On Friday afternoon, Aroldis Chapman had a rare bad outing trying to finish up the Cincinnati Reds' 6-2 lead over the Chicago Cubs. So bad, in fact, that manager Dusty Baker actually removed his Proven Closer (tm) for J.J. Hoover with the game on the line. Chapman already had allowed three runs when he walked Cody Ransom to load the bases with two outs. Baker -- give him credit here -- took out Chapman and Hoover struck out Darwin Barney to close out the 6-5 victory.
The question: Did Baker learn anything?
Did he learn that there are multiple ways to use a bullpen, ways that can make the Reds' pen a more effective weapon? In fact, on Sunday, with Chapman and Jonathan Broxton both having pitched two days in a row, Hoover earned another save in a 7-4 victory.
That's the way a bullpen should be used: Save Chapman for the close games and tie games; using Chapman with a three-run lead is essentially a waste. Hoover, even if he's the third or fourth guy in the pen, is capable of closing out a three-run lead. Of course, I doubt Baker will change because of two games. He blamed Chapman's poor outing Friday on inactivity.
"He hadn't pitched in three days," Baker said. "If you don't pitch him it's like if you're pitching him too much."

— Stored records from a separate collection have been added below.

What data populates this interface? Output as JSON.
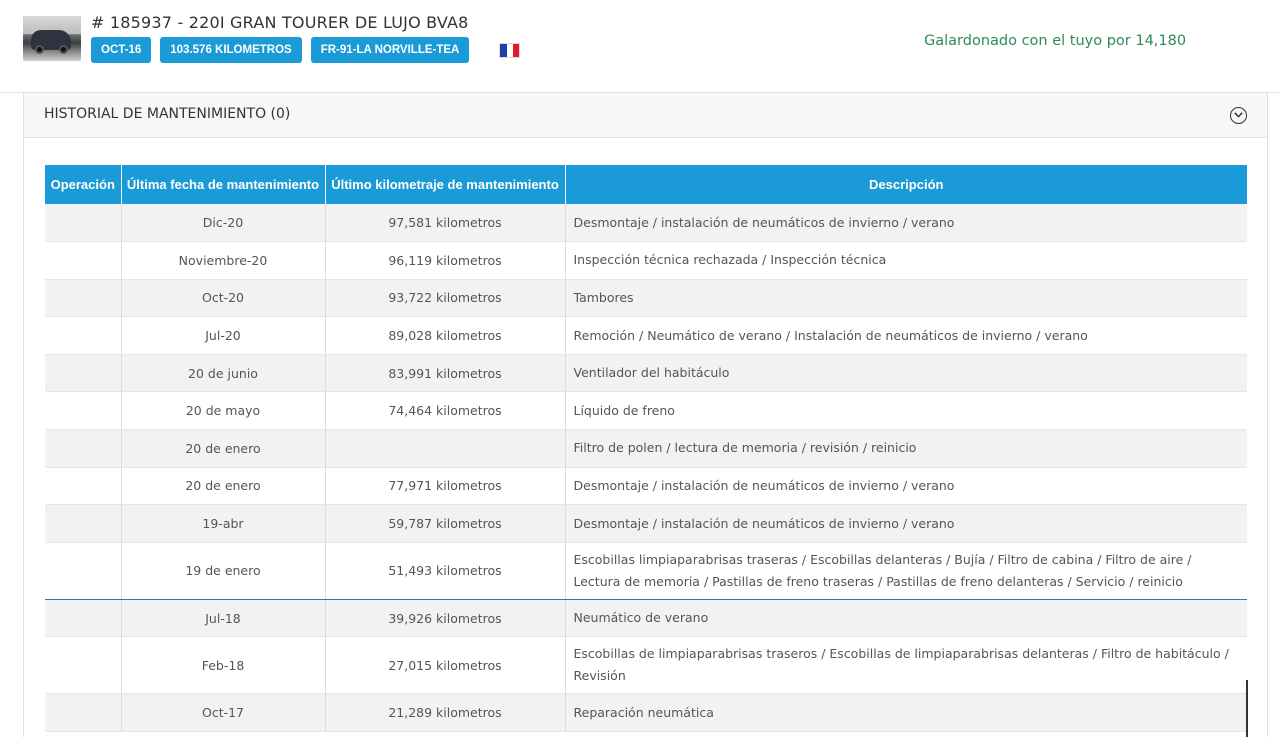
{
  "header": {
    "title": "# 185937 - 220I GRAN TOURER DE LUJO BVA8",
    "badges": [
      "OCT-16",
      "103.576 KILOMETROS",
      "FR-91-LA NORVILLE-TEA"
    ],
    "award": "Galardonado con el tuyo por 14,180",
    "flag_colors": [
      "#1f3fa3",
      "#ffffff",
      "#e2182c"
    ],
    "accent_color": "#1a9ad6",
    "award_color": "#2e8b57"
  },
  "panel": {
    "title": "HISTORIAL DE MANTENIMIENTO (0)",
    "toggle_icon": "chevron-down-circle-icon"
  },
  "table": {
    "columns": [
      "Operación",
      "Última fecha de mantenimiento",
      "Último kilometraje de mantenimiento",
      "Descripción"
    ],
    "rows": [
      {
        "op": "",
        "date": "Dic-20",
        "km": "97,581 kilometros",
        "desc": "Desmontaje / instalación de neumáticos de invierno / verano"
      },
      {
        "op": "",
        "date": "Noviembre-20",
        "km": "96,119 kilometros",
        "desc": "Inspección técnica rechazada / Inspección técnica"
      },
      {
        "op": "",
        "date": "Oct-20",
        "km": "93,722 kilometros",
        "desc": "Tambores"
      },
      {
        "op": "",
        "date": "Jul-20",
        "km": "89,028 kilometros",
        "desc": "Remoción / Neumático de verano / Instalación de neumáticos de invierno / verano"
      },
      {
        "op": "",
        "date": "20 de junio",
        "km": "83,991 kilometros",
        "desc": "Ventilador del habitáculo"
      },
      {
        "op": "",
        "date": "20 de mayo",
        "km": "74,464 kilometros",
        "desc": "Líquido de freno"
      },
      {
        "op": "",
        "date": "20 de enero",
        "km": "",
        "desc": "Filtro de polen / lectura de memoria / revisión / reinicio"
      },
      {
        "op": "",
        "date": "20 de enero",
        "km": "77,971 kilometros",
        "desc": "Desmontaje / instalación de neumáticos de invierno / verano"
      },
      {
        "op": "",
        "date": "19-abr",
        "km": "59,787 kilometros",
        "desc": "Desmontaje / instalación de neumáticos de invierno / verano"
      },
      {
        "op": "",
        "date": "19 de enero",
        "km": "51,493 kilometros",
        "desc": "Escobillas limpiaparabrisas traseras / Escobillas delanteras / Bujía / Filtro de cabina / Filtro de aire / Lectura de memoria / Pastillas de freno traseras / Pastillas de freno delanteras / Servicio / reinicio"
      },
      {
        "op": "",
        "date": "Jul-18",
        "km": "39,926 kilometros",
        "desc": "Neumático de verano"
      },
      {
        "op": "",
        "date": "Feb-18",
        "km": "27,015 kilometros",
        "desc": "Escobillas de limpiaparabrisas traseros / Escobillas de limpiaparabrisas delanteras / Filtro de habitáculo / Revisión"
      },
      {
        "op": "",
        "date": "Oct-17",
        "km": "21,289 kilometros",
        "desc": "Reparación neumática"
      }
    ]
  }
}
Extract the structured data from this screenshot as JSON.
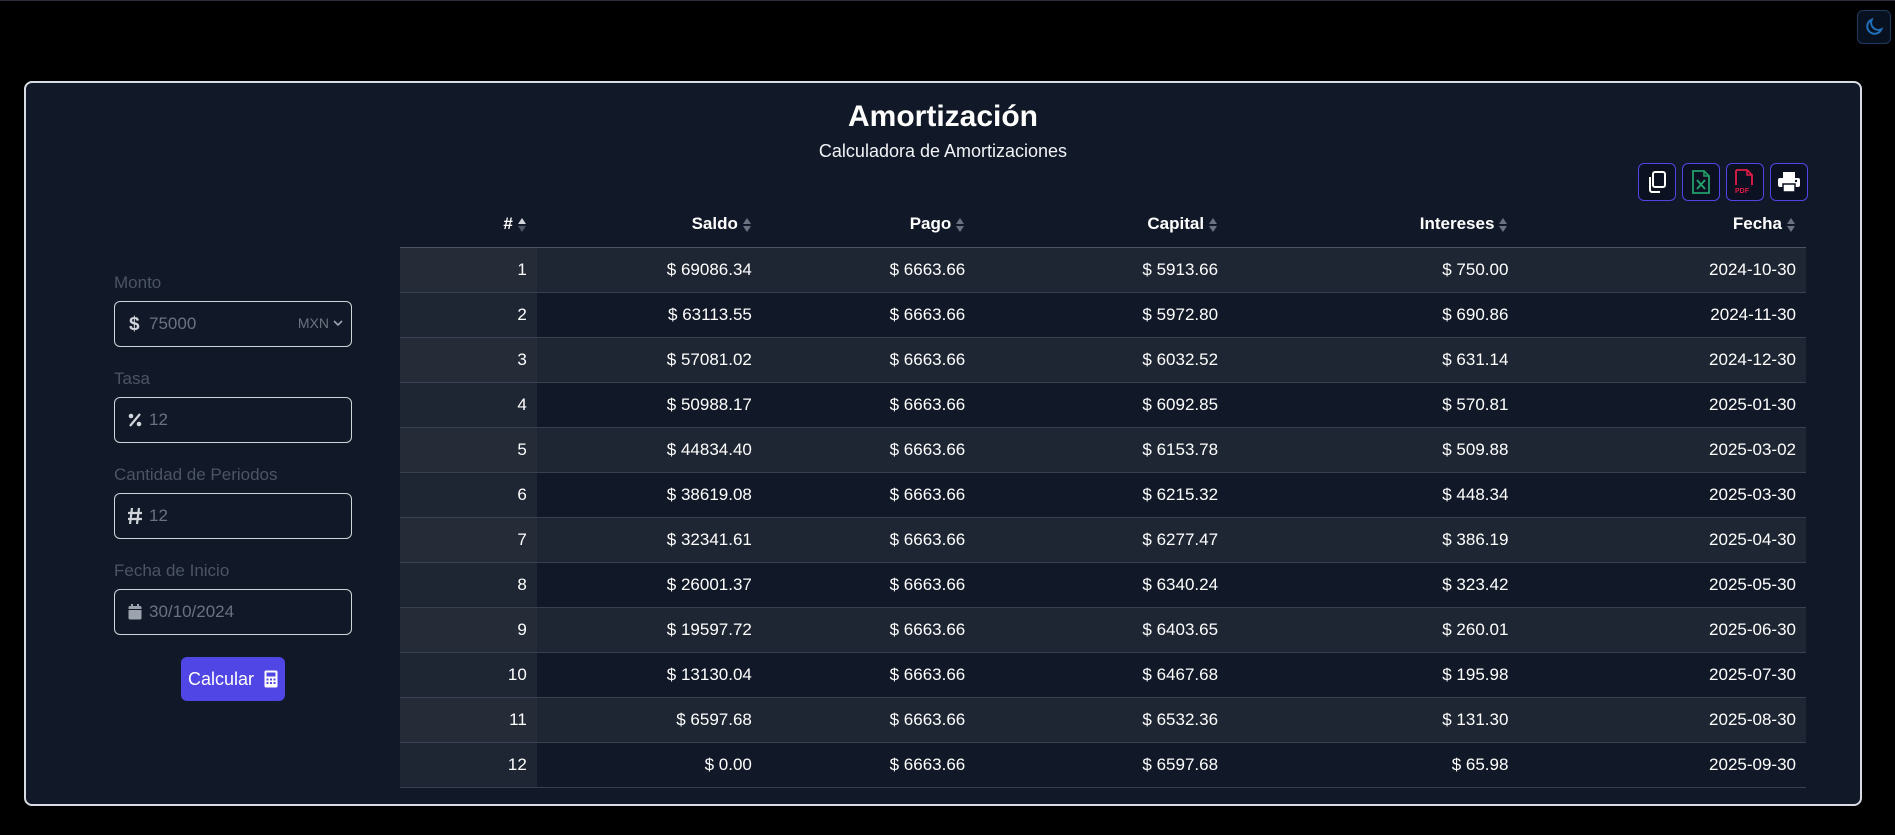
{
  "header": {
    "title": "Amortización",
    "subtitle": "Calculadora de Amortizaciones"
  },
  "theme_toggle": {
    "icon": "moon-icon"
  },
  "form": {
    "monto": {
      "label": "Monto",
      "placeholder": "75000",
      "currency": "MXN",
      "icon": "dollar-icon"
    },
    "tasa": {
      "label": "Tasa",
      "placeholder": "12",
      "icon": "percent-icon"
    },
    "periodos": {
      "label": "Cantidad de Periodos",
      "placeholder": "12",
      "icon": "hash-icon"
    },
    "fecha": {
      "label": "Fecha de Inicio",
      "value": "30/10/2024",
      "icon": "calendar-icon"
    },
    "calcular_label": "Calcular"
  },
  "toolbar": [
    "copy-icon",
    "excel-icon",
    "pdf-icon",
    "print-icon"
  ],
  "table": {
    "columns": [
      "#",
      "Saldo",
      "Pago",
      "Capital",
      "Intereses",
      "Fecha"
    ],
    "rows": [
      [
        "1",
        "$ 69086.34",
        "$ 6663.66",
        "$ 5913.66",
        "$ 750.00",
        "2024-10-30"
      ],
      [
        "2",
        "$ 63113.55",
        "$ 6663.66",
        "$ 5972.80",
        "$ 690.86",
        "2024-11-30"
      ],
      [
        "3",
        "$ 57081.02",
        "$ 6663.66",
        "$ 6032.52",
        "$ 631.14",
        "2024-12-30"
      ],
      [
        "4",
        "$ 50988.17",
        "$ 6663.66",
        "$ 6092.85",
        "$ 570.81",
        "2025-01-30"
      ],
      [
        "5",
        "$ 44834.40",
        "$ 6663.66",
        "$ 6153.78",
        "$ 509.88",
        "2025-03-02"
      ],
      [
        "6",
        "$ 38619.08",
        "$ 6663.66",
        "$ 6215.32",
        "$ 448.34",
        "2025-03-30"
      ],
      [
        "7",
        "$ 32341.61",
        "$ 6663.66",
        "$ 6277.47",
        "$ 386.19",
        "2025-04-30"
      ],
      [
        "8",
        "$ 26001.37",
        "$ 6663.66",
        "$ 6340.24",
        "$ 323.42",
        "2025-05-30"
      ],
      [
        "9",
        "$ 19597.72",
        "$ 6663.66",
        "$ 6403.65",
        "$ 260.01",
        "2025-06-30"
      ],
      [
        "10",
        "$ 13130.04",
        "$ 6663.66",
        "$ 6467.68",
        "$ 195.98",
        "2025-07-30"
      ],
      [
        "11",
        "$ 6597.68",
        "$ 6663.66",
        "$ 6532.36",
        "$ 131.30",
        "2025-08-30"
      ],
      [
        "12",
        "$ 0.00",
        "$ 6663.66",
        "$ 6597.68",
        "$ 65.98",
        "2025-09-30"
      ]
    ]
  },
  "colors": {
    "background": "#000000",
    "card": "#111827",
    "accent": "#5046e5",
    "excel": "#22a06b",
    "pdf": "#e11d48"
  }
}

OK. I think I get what Dusty is saying: Being rusty can lead to the same ineffectiveness as being overused. Chapman hadn't pitched in three days, which doesn't really seem like an unusual layoff, but I guess it's a good excuse. But it's that concern that often leads managers to pitch closers in meaningless situations just to get them work. That could be avoided by using your closer for more than three outs, but that is against the Unwritten Rules of Modern Closer Usage. Even though when Chapman was a setup guy, Baker routinely used him for more than three outs.
Hoover actually summed up bullpen usage pretty succinctly Friday: "You kind of train yourself for that as a reliever. All of these [relievers] can handle that situation. That's what makes us a good staff."
So, if Dusty is concerned about Chapman not pitching enough, then pitch him more! Tie game in the eighth? Use him for two innings. Extra innings? Let him go two. Chapman has pitched 15 innings in 16 appearances. Even though he's one of the great strikeout relievers in the game's history, the type of pitcher who can get you out of tough jams, only once has Chapman entered with a runner on base this season, and that was when the Reds were already trailing.
I know I pick on Baker a lot, and he's really only one of 30 managers who uses his pen this way. But he's a high-profile manager on a team with World Series aspirations with a unique weapon at his disposal in Chapman. The lefty flamethrower is on pace to pitch 78 innings, many of which will be wasted with three-run leads, and few of which will come to escape tough jams.
Baker can use him in smarter ways. And leave the cheap saves to Hoover.